Volume 2 - Opinions of Counsel SBEA No. 78
Assessor (powers and duties) (inspection of interior of private residence) - Real Property Tax Law, §§ 102(3), 306:
An assessor may not enter a private residence, for the purpose of inspection, without the permission of the taxpayer. In the event an assessor is unable to accurately appraise a parcel without an inspection of the property, and access to it is denied by the taxpayer, the assessor may use any reasonable method to aid him in arriving at an appraised value.
We have review[ed] an inquiry concerning the inspection of real property by assessors.

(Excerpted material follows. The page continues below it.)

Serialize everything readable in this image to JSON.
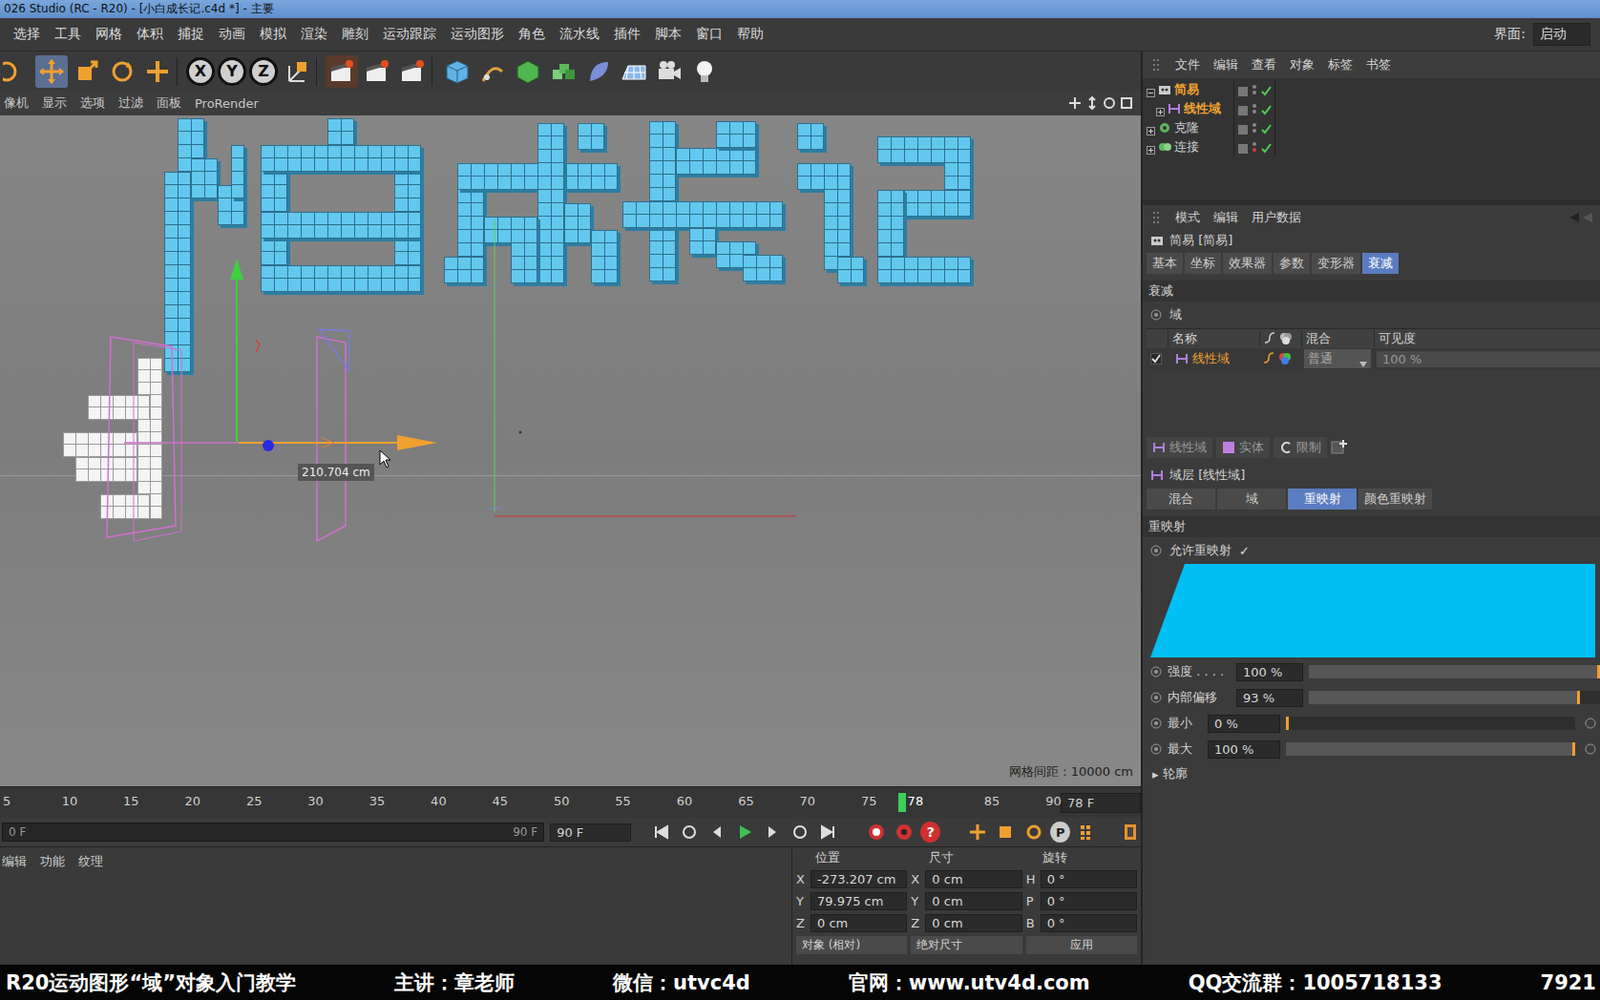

There is no specific source of reference on the right of an assessor in seeking entrance to the real property of a taxpayer or on his rights and obligations once on the property of a taxpayer. It would seem that an assessor, while on the property of a taxpayer, should be guided by a standard of “reasonableness”.
The Fourth Amendment to the United States Constitution prohibits unreasonable searches. Except in certain carefully defined classes of cases, not relevant here, a search of private property without proper consent is “unreasonable” unless it has been authorized by a valid search warrant. Stoner v. State of California, 376 U.S. 483, 84 S.Ct. 889, 11 L.Ed.2d. 856; United States v. Jeffers, 342 U.S. 48, 72 S.Ct. 93, 96 L.Ed. 59.
In applying this Fourth Amendment prohibition against warrantless searches to administrative inspections, the Supreme Court of the United States has, absent consent, required a warrant for a “routine inspection of the physical condition of private property.” Camara v. Municipal Court, 387 U.S. 523, 530, 87 S.Ct. 1727, 1731, 18 L.Ed.2d 930.
Based on the foregoing cases, it is the opinion of this office that an assessor may not enter a private residence, for the purpose of inspection, without the permission of the taxpayer.
In the event an assessor is unable to accurately appraise a parcel of real property without an inspection of the property, and access to the property is denied by the taxpayer, the assessor would nevertheless have to arrive at an appraised value which most nearly reflects the probable value of the property. Such an appraisal of residential real property could be based on the improvements found in similar homes, an estimate of the interior of a home by third persons who have been there, or any other reasonable method calculated to aid the assessor under these circumstances.
November 15, 1972